Meanwhile, the reactionary media, Fox “noise” (—Keith Olberman’s pun) commentators Bill O’Reilley and Ann Coulter are angrily twisting around with their worn-out clichés in a pathetic attempt to discredit the protesters. For example, O’Reilley called Prof. Frances Fox Piven, who spoke to the OWS encampment this week, a “Communist sympathizer, who was outed by Glenn Beck.” Can anyone take this seriously? What Communists are left to sympathize with, the Albanians? And Beck! He lost his job at Fox after his ratings plummetted 15% in about a week, after he got the Tahrir Square protests exactly wrong, calling them a rabble. Of course, now he’s pimping for Netanyahu. (Remember this is a Mormon, who, like us Jews, are an economically highly successful group who dote on their history of persecution as validating a conveniently permanent victimhood). Coulter has ominously warned her listeners that these dangerous occupiers are similar to those who started the French and Russian Revolutions—those horrendous turns of History that threw out an old order she so dearly loves.

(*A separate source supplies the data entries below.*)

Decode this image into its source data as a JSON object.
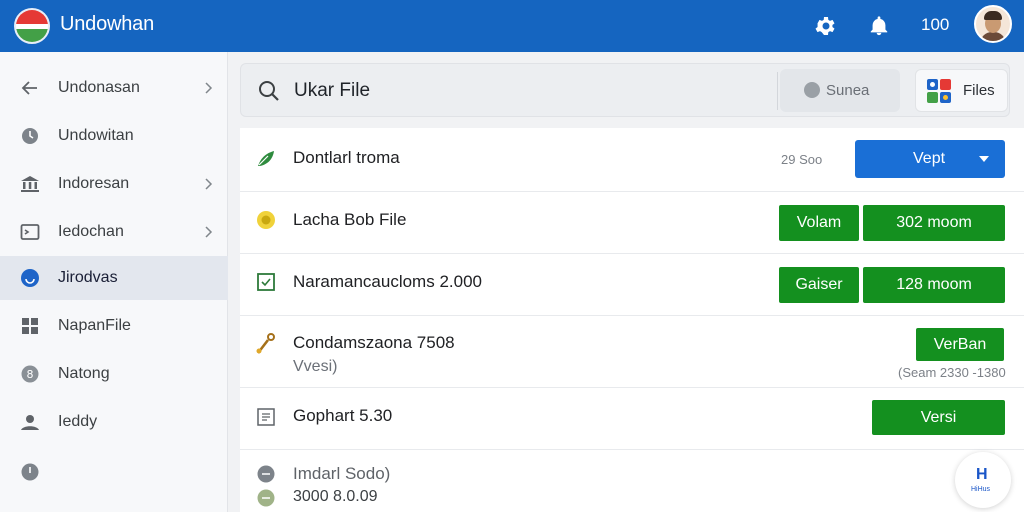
{
  "header": {
    "app_title": "Undowhan",
    "count": "100",
    "icons": [
      "gear-icon",
      "bell-icon"
    ],
    "accent": "#1565c0"
  },
  "sidebar": {
    "items": [
      {
        "label": "Undonasan",
        "icon": "arrow-left-icon",
        "chevron": true
      },
      {
        "label": "Undowitan",
        "icon": "clock-icon",
        "chevron": false
      },
      {
        "label": "Indoresan",
        "icon": "bank-icon",
        "chevron": true
      },
      {
        "label": "Iedochan",
        "icon": "terminal-icon",
        "chevron": true
      },
      {
        "label": "Jirodvas",
        "icon": "circle-badge-icon",
        "chevron": false,
        "active": true
      },
      {
        "label": "NapanFile",
        "icon": "grid-icon",
        "chevron": false
      },
      {
        "label": "Natong",
        "icon": "info-circle-icon",
        "chevron": false
      },
      {
        "label": "Ieddy",
        "icon": "person-icon",
        "chevron": false
      },
      {
        "label": "",
        "icon": "power-icon",
        "chevron": false
      }
    ]
  },
  "search": {
    "value": "Ukar File",
    "chip_label": "Sunea",
    "files_label": "Files"
  },
  "files": [
    {
      "title": "Dontlarl troma",
      "meta": "29 Soo",
      "action": "Vept",
      "icon": "leaf-icon"
    },
    {
      "title": "Lacha Bob File",
      "tag": "Volam",
      "action": "302 moom",
      "icon": "coin-icon"
    },
    {
      "title": "Naramancaucloms 2.000",
      "tag": "Gaiser",
      "action": "128 moom",
      "icon": "check-square-icon"
    },
    {
      "title": "Condamszaona 7508",
      "subtitle": "Vvesi)",
      "meta": "(Seam 2330 -1380",
      "action": "VerBan",
      "icon": "tool-icon"
    },
    {
      "title": "Gophart 5.30",
      "action": "Versi",
      "icon": "document-icon"
    },
    {
      "title": "Imdarl Sodo)",
      "subtitle": "3000 8.0.09",
      "icon": "circle-icon"
    }
  ],
  "fab": {
    "glyph": "H",
    "caption": "HiHus"
  },
  "colors": {
    "blue_button": "#1a6fd6",
    "green_button": "#14901f"
  }
}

So the relatively simple act of sleeping in the re-dubbed Liberty Square is apparently enough to deflate the Murdoch Empire! Listen to the children! The Emperor has been naked for years, and the 80-year-old Murdoch is no pin-up.
I feel incredibly honored that my photograph of artist Dinorah Delfin from last April, holding Adbusters’ corporate US flag against a background of the scuttled ships along the Arthur Kill waterway in Staten Island, was used as their page-poster in the September-October issue (reprinted in the following issue as well) to exhort us to Occupy Wall Street.